A four-actor comedic theatrical adaptation of the Hitchcock film, which has been shown in the West End and Broadway. To give an idea of the style, the Forth Bridge train is a model train on a track at the back of the stage and pretty much everyone plays at least a dozen roles. In this version, the 39 steps are again a ring of foreign spies intent on stealing military secrets.

This play contains:

  • Breaking the Fourth Wall: All. The. Time.
  • Idiot Ball: The stile scene.
  • Loads and Loads of Roles: Four actors play every role in the movie, sometimes having to play two characters in the same scene. Traditionally it's one actor for the main character, one actress for all the attractive women, and two other actors for everything else. Scenery not excluded.
  • Shout-Out: To North By Northwest, The Alfred Hitchcock Show, and pretty much every other Alfred Hitchcock work.
    • "Through the door?" No! Through the Rear Window!!"
    • Lampshaded in one instance when two characters come to a ladder and the woman won't go up. "Why no- oh, don't tell me. Vertigo."
  • Those Two Guys: Because there are only two guys other than Hannay, this pops up a lot. Examples include the underwear salesmen, the police officers, the heavies, the Sheriff and Chief Inspector, Dunwoody and Mc Quarrie, and Compere and Mr. Memory.
  • Ugly Guy, Hot Wife: Hannay initially mistakes the Scottish farmer's wife for his daughter.

The 2008 TV Movie

For the 2008 Christmas season, The BBC did another adaptation of the book, but added another love interest and moved the setting very slightly forward (it's now June 1914). The 39 steps are steps leading down to a Scottish loch.

Rupert Penry-Jones (Adam Carter in Spooks) plays Hannay in this one.

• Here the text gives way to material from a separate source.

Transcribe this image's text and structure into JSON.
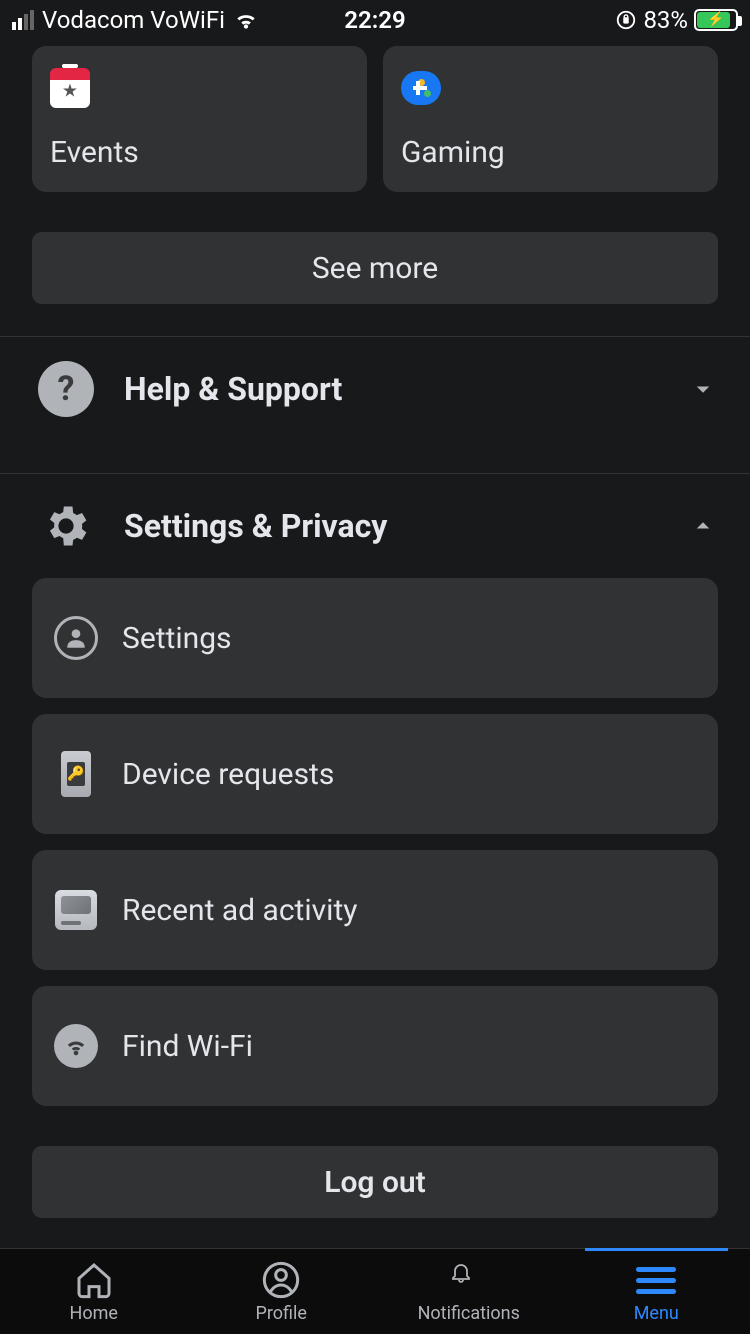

This TV Movie contains examples of:

Alternative Title(s):

Richard Hannay, The Thirty-Nine Steps, The Thirty Nine Steps